(Records excerpted from a collection)
[Start of Attachment]
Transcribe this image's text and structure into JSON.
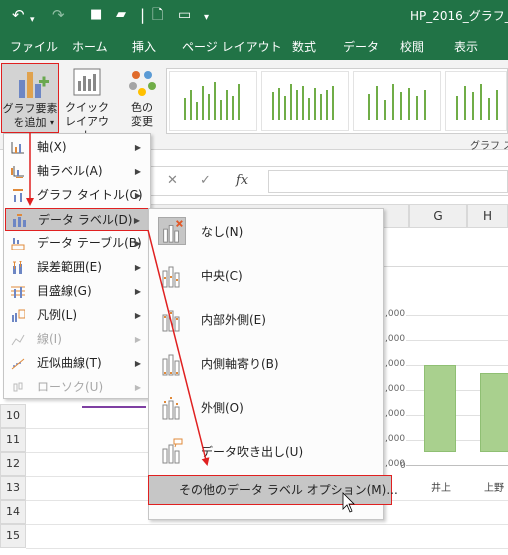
{
  "window": {
    "title": "HP_2016_グラフ_デ"
  },
  "quick_access": {
    "undo": "↶",
    "redo": "↷",
    "save": "■",
    "folder": "▰",
    "new": "🗋",
    "print": "▭",
    "more": "▾"
  },
  "tabs": [
    "ファイル",
    "ホーム",
    "挿入",
    "ページ レイアウト",
    "数式",
    "データ",
    "校閲",
    "表示"
  ],
  "ribbon": {
    "add_element": {
      "line1": "グラフ要素",
      "line2": "を追加"
    },
    "quick_layout": {
      "line1": "クイック",
      "line2": "レイアウト"
    },
    "change_color": {
      "line1": "色の",
      "line2": "変更"
    },
    "group_label": "グラフ ス"
  },
  "formula_bar": {
    "cancel": "✕",
    "enter": "✓",
    "fx": "fx",
    "value": ""
  },
  "columns": [
    "G",
    "H"
  ],
  "rows": [
    "10",
    "11",
    "12",
    "13",
    "14",
    "15"
  ],
  "chart": {
    "yticks": [
      ",000",
      ",000",
      ",000",
      ",000",
      ",000",
      ",000",
      ",000",
      "0"
    ],
    "categories": [
      "井上",
      "上野"
    ],
    "bar_fraction": [
      0.575,
      0.523
    ]
  },
  "menu": {
    "items": [
      {
        "label": "軸(X)",
        "disabled": false,
        "icon": "axes-icon"
      },
      {
        "label": "軸ラベル(A)",
        "disabled": false,
        "icon": "axis-titles-icon"
      },
      {
        "label": "グラフ タイトル(C)",
        "disabled": false,
        "icon": "chart-title-icon"
      },
      {
        "label": "データ ラベル(D)",
        "disabled": false,
        "icon": "data-labels-icon"
      },
      {
        "label": "データ テーブル(B)",
        "disabled": false,
        "icon": "data-table-icon"
      },
      {
        "label": "誤差範囲(E)",
        "disabled": false,
        "icon": "error-bars-icon"
      },
      {
        "label": "目盛線(G)",
        "disabled": false,
        "icon": "gridlines-icon"
      },
      {
        "label": "凡例(L)",
        "disabled": false,
        "icon": "legend-icon"
      },
      {
        "label": "線(I)",
        "disabled": true,
        "icon": "lines-icon"
      },
      {
        "label": "近似曲線(T)",
        "disabled": false,
        "icon": "trendline-icon"
      },
      {
        "label": "ローソク(U)",
        "disabled": true,
        "icon": "up-down-bars-icon"
      }
    ]
  },
  "submenu": {
    "items": [
      {
        "label": "なし(N)",
        "icon": "none-icon"
      },
      {
        "label": "中央(C)",
        "icon": "center-icon"
      },
      {
        "label": "内部外側(E)",
        "icon": "inside-end-icon"
      },
      {
        "label": "内側軸寄り(B)",
        "icon": "inside-base-icon"
      },
      {
        "label": "外側(O)",
        "icon": "outside-end-icon"
      },
      {
        "label": "データ吹き出し(U)",
        "icon": "data-callout-icon"
      }
    ],
    "more_options": "その他のデータ ラベル オプション(M)..."
  },
  "colors": {
    "brand": "#217346",
    "annotation": "#e02020",
    "bar": "#a9d08e"
  }
}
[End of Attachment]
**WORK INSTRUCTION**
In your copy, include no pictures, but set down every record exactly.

**RESULT BELOW**
Transcribe this image's text and structure into JSON.
{
  "window": {
    "title": "HP_2016_グラフ_デ"
  },
  "quick_access": {
    "undo": "↶",
    "redo": "↷",
    "save": "■",
    "folder": "▰",
    "new": "🗋",
    "print": "▭",
    "more": "▾"
  },
  "tabs": [
    "ファイル",
    "ホーム",
    "挿入",
    "ページ レイアウト",
    "数式",
    "データ",
    "校閲",
    "表示"
  ],
  "ribbon": {
    "add_element": {
      "line1": "グラフ要素",
      "line2": "を追加"
    },
    "quick_layout": {
      "line1": "クイック",
      "line2": "レイアウト"
    },
    "change_color": {
      "line1": "色の",
      "line2": "変更"
    },
    "group_label": "グラフ ス"
  },
  "formula_bar": {
    "cancel": "✕",
    "enter": "✓",
    "fx": "fx",
    "value": ""
  },
  "columns": [
    "G",
    "H"
  ],
  "rows": [
    "10",
    "11",
    "12",
    "13",
    "14",
    "15"
  ],
  "chart": {
    "yticks": [
      ",000",
      ",000",
      ",000",
      ",000",
      ",000",
      ",000",
      ",000",
      "0"
    ],
    "categories": [
      "井上",
      "上野"
    ],
    "bar_fraction": [
      0.575,
      0.523
    ]
  },
  "menu": {
    "items": [
      {
        "label": "軸(X)",
        "disabled": false,
        "icon": "axes-icon"
      },
      {
        "label": "軸ラベル(A)",
        "disabled": false,
        "icon": "axis-titles-icon"
      },
      {
        "label": "グラフ タイトル(C)",
        "disabled": false,
        "icon": "chart-title-icon"
      },
      {
        "label": "データ ラベル(D)",
        "disabled": false,
        "icon": "data-labels-icon"
      },
      {
        "label": "データ テーブル(B)",
        "disabled": false,
        "icon": "data-table-icon"
      },
      {
        "label": "誤差範囲(E)",
        "disabled": false,
        "icon": "error-bars-icon"
      },
      {
        "label": "目盛線(G)",
        "disabled": false,
        "icon": "gridlines-icon"
      },
      {
        "label": "凡例(L)",
        "disabled": false,
        "icon": "legend-icon"
      },
      {
        "label": "線(I)",
        "disabled": true,
        "icon": "lines-icon"
      },
      {
        "label": "近似曲線(T)",
        "disabled": false,
        "icon": "trendline-icon"
      },
      {
        "label": "ローソク(U)",
        "disabled": true,
        "icon": "up-down-bars-icon"
      }
    ]
  },
  "submenu": {
    "items": [
      {
        "label": "なし(N)",
        "icon": "none-icon"
      },
      {
        "label": "中央(C)",
        "icon": "center-icon"
      },
      {
        "label": "内部外側(E)",
        "icon": "inside-end-icon"
      },
      {
        "label": "内側軸寄り(B)",
        "icon": "inside-base-icon"
      },
      {
        "label": "外側(O)",
        "icon": "outside-end-icon"
      },
      {
        "label": "データ吹き出し(U)",
        "icon": "data-callout-icon"
      }
    ],
    "more_options": "その他のデータ ラベル オプション(M)..."
  },
  "colors": {
    "brand": "#217346",
    "annotation": "#e02020",
    "bar": "#a9d08e"
  }
}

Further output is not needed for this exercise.